WHAT NEEDS TO BE DONE:
Search the data for the string "browser" and gather each line it is in.

----- DATA FOR THIS EXERCISE

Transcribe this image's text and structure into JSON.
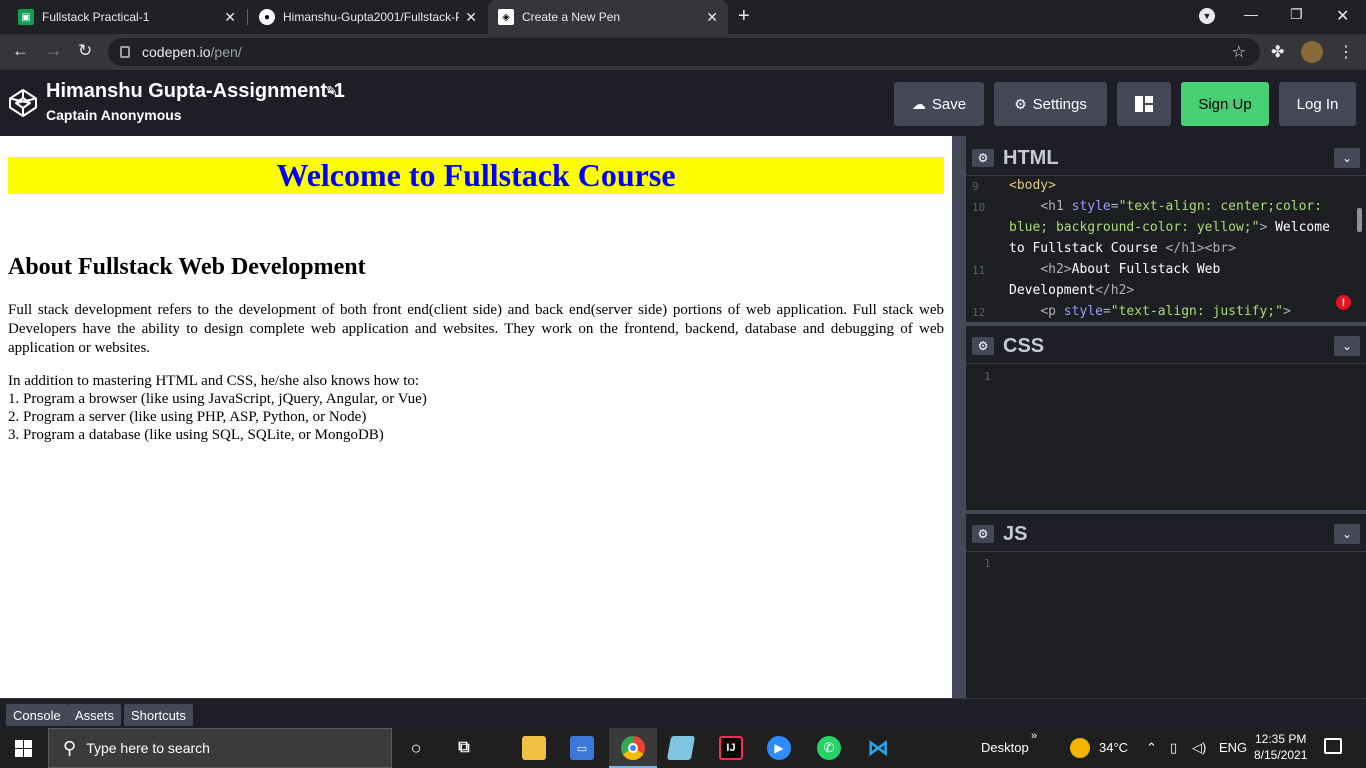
{
  "browser": {
    "tabs": [
      {
        "title": "Fullstack Practical-1",
        "icon": "google-classroom-icon",
        "active": false
      },
      {
        "title": "Himanshu-Gupta2001/Fullstack-P",
        "icon": "github-icon",
        "active": false
      },
      {
        "title": "Create a New Pen",
        "icon": "codepen-icon",
        "active": true
      }
    ],
    "url_host": "codepen.io",
    "url_path": "/pen/"
  },
  "codepen": {
    "title": "Himanshu Gupta-Assignment-1",
    "author": "Captain Anonymous",
    "buttons": {
      "save": "Save",
      "settings": "Settings",
      "signup": "Sign Up",
      "login": "Log In"
    },
    "bottom_buttons": [
      "Console",
      "Assets",
      "Shortcuts"
    ]
  },
  "preview": {
    "h1": "Welcome to Fullstack Course",
    "h2": "About Fullstack Web Development",
    "p1": "Full stack development refers to the development of both front end(client side) and back end(server side) portions of web application. Full stack web Developers have the ability to design complete web application and websites. They work on the frontend, backend, database and debugging of web application or websites.",
    "p2_intro": "In addition to mastering HTML and CSS, he/she also knows how to:",
    "p2_items": [
      "1. Program a browser (like using JavaScript, jQuery, Angular, or Vue)",
      "2. Program a server (like using PHP, ASP, Python, or Node)",
      "3. Program a database (like using SQL, SQLite, or MongoDB)"
    ]
  },
  "editors": {
    "html_label": "HTML",
    "css_label": "CSS",
    "js_label": "JS",
    "html_line_numbers": [
      "9",
      "10",
      "11",
      "12"
    ],
    "css_line_numbers": [
      "1"
    ],
    "js_line_numbers": [
      "1"
    ]
  },
  "taskbar": {
    "search_placeholder": "Type here to search",
    "desktop_label": "Desktop",
    "temperature": "34°C",
    "language": "ENG",
    "time": "12:35 PM",
    "date": "8/15/2021"
  }
}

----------

RESULT FOR THIS EXERCISE:
  "browser": {
      "1. Program a browser (like using JavaScript, jQuery, Angular, or Vue)",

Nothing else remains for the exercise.